From jungles to volcanos the player travels the lands getting ever closer to the location of the forge by examining ancient archives or speaking to scholars of forgotten lore. As he seeks the forge, the player will soon discover the world of Arcania is full of danger, monsters lurk at every corner and players will have to master magic, the blade, bow or all of these weapons to remove them from your path. Also, as the world of Arcania is in turmoil, its people cry out for a hero to help them and many sub-quests can also be found. These offer weapons and experience points to make your character level up and be able to tackle more dangerous enemies.
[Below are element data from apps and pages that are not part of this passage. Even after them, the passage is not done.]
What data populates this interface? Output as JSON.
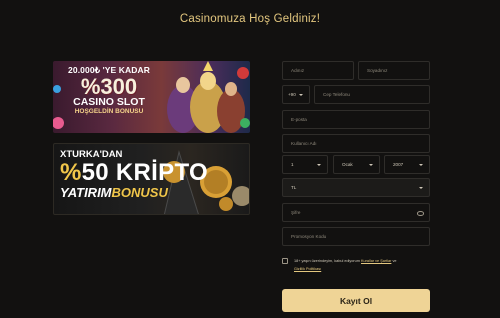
{
  "header": {
    "title": "Casinomuza Hoş Geldiniz!"
  },
  "banners": {
    "slot": {
      "line1": "20.000₺ 'YE KADAR",
      "line2": "%300",
      "line3": "CASINO SLOT",
      "line4": "HOŞGELDİN BONUSU"
    },
    "crypto": {
      "line1": "XTURKA'DAN",
      "pct": "%",
      "line2": "50 KRİPTO",
      "line3a": "YATIRIM",
      "line3b": "BONUSU"
    }
  },
  "form": {
    "first_name": "Adınız",
    "last_name": "Soyadınız",
    "phone_code": "+90",
    "phone": "Cep Telefonu",
    "email": "E-posta",
    "username": "Kullanıcı Adı",
    "birth_day": "1",
    "birth_month": "Ocak",
    "birth_year": "2007",
    "currency": "TL",
    "password": "Şifre",
    "promo_code": "Promosyon Kodu",
    "consent_text": "18+ yaşın üzerindeyim, kabul ediyorum",
    "terms_link": "Kurallar ve Şartlar",
    "and": "ve",
    "privacy_link": "Gizlilik Politikası",
    "submit_label": "Kayıt Ol"
  },
  "colors": {
    "accent": "#e3c77f",
    "button": "#efd496",
    "background": "#121110"
  }
}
I felt it was a nice touch to start Arcania as a shepherd boy and not be immediately thrust into the action but instead be introduced to the world by the way of an interesting tutorial. However, as the game is so riddled with problems it's sad that any attempts it makes to engage players like this can't overcome the many faults that destroy any enjoyment a player might gain.

The first problem players will notice is that although the graphics for the most part look good, they can misbehave displaying great big blank gaps in the scenery, poorly rendered NPCs or parts of the world so badly joined together that the seams are showing. This is disappointing as the land of Arcania, mostly, doesn't look that bad and problems like this shouldn't exist in what is supposed to be a finished game.

Despite not looking too bad Arcania is sadly quite a dull world when it comes to atmosphere; it's the fantasy equivalent of an old seaside town where pensioners go to watch paint dry as they wait to die. The landscape, despite its up and down graphical moments, doesn't change much as you adventure; sound effects such as birds fail to bring the world to life by just tweeting randomly (often in caves or over NPC dialogue) and the weather is always bright and sunny. This sunny ... (continued on next page) ----

Richard Archer is an Assistant Editor for PSU, when he's not being a full-time gamer, comic book nut, and Doctor Who fan.
related articles

Related Content

Comments

Share With Your Friends!

The Facebook Platform

Connect to PSU's social reader to share articles and see what your friends are reading. [ More info ]

Related information

RSS feed

Forum discussions

More

6,220,377 Posts | 194,698 members